The Ban Treaty has put increasing pressure on all NWS to demonstrate the credibility of the step-by-step process towards incremental disarmament. States will struggle to persuade the international community they are upholding their disarmament commitments and reducing the saliency of nuclear weapons in their security doctrines if they resist signing the protocols,thus maintaining the right to threaten non-nuclear weapons states with nuclear weapons. The Non-Proliferation Treaty and the following review conference consensus documents explicitly discuss the benefits of the Nuclear Weapon Free Zone and legally binding negative security assurances not to threaten non-nuclear weapons states with nuclear weapons.
Increasingly, arguments against ratifying the protocols look more and more far-fetched. For one, concerns over Myanmar’s non-proliferation record have dissipated. If any ASEAN members did decide to flout the Non-Proliferation Treaty and develop nuclear weapons, they would be in contravention of the Treaty of Bangkok, and thus not receive these assurances anyways. Offering legally binding NSAs would strengthen the NPT as well as the regional non-proliferation regime.
Similarly, concerns that the protocols would undermine NWS’ deterrence postures and undermine their security seem increasingly remote. Realistically, it is only China and the United States that see a military necessity to operate nuclear-armed vessels from South-East Asia. Signing the protocols could provide both China and the US with the chance to ameliorate concerns over the other’s nuclear weapons programme. For the United States, it would provide the assurance that China was not seeking to ‘nuclearise’ the South China Sea, given increasing tension there. For China, who have concerns over US sea-launched and air-launched cruise missiles, it would provide reassurances that these systems could not operate within certain ranges to China’s south. In both cases, this would increase crisis stability and ensure that South East Asia does not become an area of great power competition.

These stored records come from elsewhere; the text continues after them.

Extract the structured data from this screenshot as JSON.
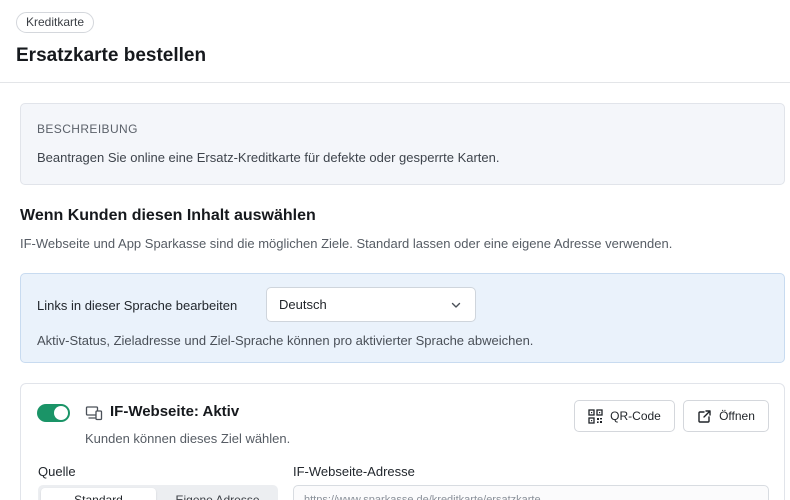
{
  "header": {
    "chip": "Kreditkarte",
    "title": "Ersatzkarte bestellen"
  },
  "description": {
    "label": "BESCHREIBUNG",
    "text": "Beantragen Sie online eine Ersatz-Kreditkarte für defekte oder gesperrte Karten."
  },
  "targets": {
    "title": "Wenn Kunden diesen Inhalt auswählen",
    "subtitle": "IF-Webseite und App Sparkasse sind die möglichen Ziele. Standard lassen oder eine eigene Adresse verwenden."
  },
  "language": {
    "label": "Links in dieser Sprache bearbeiten",
    "selected": "Deutsch",
    "note": "Aktiv-Status, Zieladresse und Ziel-Sprache können pro aktivierter Sprache abweichen."
  },
  "target_card": {
    "toggle_on": true,
    "title": "IF-Webseite: Aktiv",
    "subtitle": "Kunden können dieses Ziel wählen.",
    "qr_button": "QR-Code",
    "open_button": "Öffnen",
    "source_label": "Quelle",
    "source_options": [
      "Standard",
      "Eigene Adresse"
    ],
    "source_selected": "Standard",
    "address_label": "IF-Webseite-Adresse",
    "address_value": "https://www.sparkasse.de/kreditkarte/ersatzkarte"
  },
  "colors": {
    "accent_green": "#1a9467",
    "info_blue_bg": "#eaf2fb"
  }
}
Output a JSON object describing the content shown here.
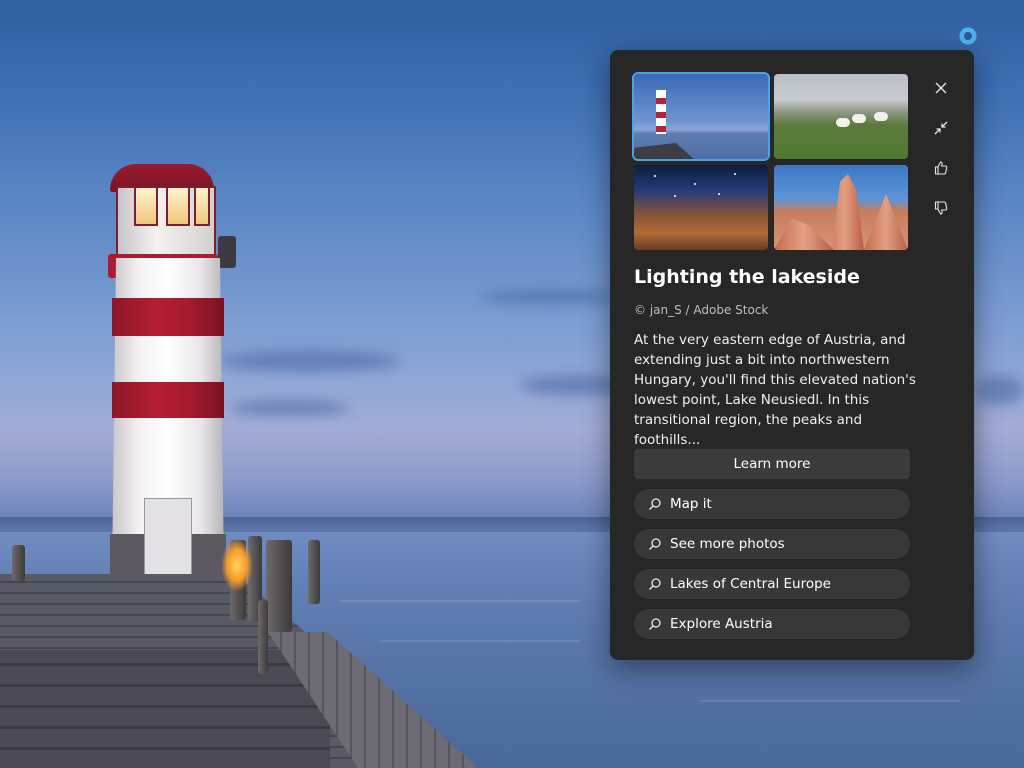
{
  "spotlight": {
    "title": "Lighting the lakeside",
    "credit": "© jan_S / Adobe Stock",
    "description": "At the very eastern edge of Austria, and extending just a bit into northwestern Hungary, you'll find this elevated nation's lowest point, Lake Neusiedl. In this transitional region, the peaks and foothills...",
    "learn_more_label": "Learn more",
    "thumbnails": [
      {
        "name": "lighthouse-thumbnail",
        "selected": true
      },
      {
        "name": "sheep-thumbnail",
        "selected": false
      },
      {
        "name": "nebula-thumbnail",
        "selected": false
      },
      {
        "name": "red-rocks-thumbnail",
        "selected": false
      }
    ],
    "search_links": [
      {
        "label": "Map it",
        "icon": "search-icon"
      },
      {
        "label": "See more photos",
        "icon": "search-icon"
      },
      {
        "label": "Lakes of Central Europe",
        "icon": "search-icon"
      },
      {
        "label": "Explore Austria",
        "icon": "search-icon"
      }
    ],
    "side_actions": [
      "close-icon",
      "collapse-icon",
      "thumbs-up-icon",
      "thumbs-down-icon"
    ]
  },
  "colors": {
    "panel_bg": "#272727",
    "selected_outline": "#4aa3e8",
    "button_bg": "#3b3b3b"
  }
}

It is unlikely, given the deteriorating security dynamic globally, that NWS will make sweeping progress towards disarmament in the near future. Indeed, it is a pipe-dream to expect them to sign on the Ban Treaty. However, if NWS are committed to a step-by-step approach to disarmament and hope to rally the international community behind them, they need to demonstrate their commitment to it. With many of the traditional concerns about ratifying the protocols to the Treaty of Bangkok arguably fading, there is an opportunity to reinvigorate the step-step approach. Indeed, ratifying the protocol would demonstrate a willingness to make progress on stalled issues, an acceptance of the need to gradually reduce the saliency of nuclear weapons and an understanding of the key principle that it is unjust to use or threaten to use nuclear weapons against non-nuclear weapon states.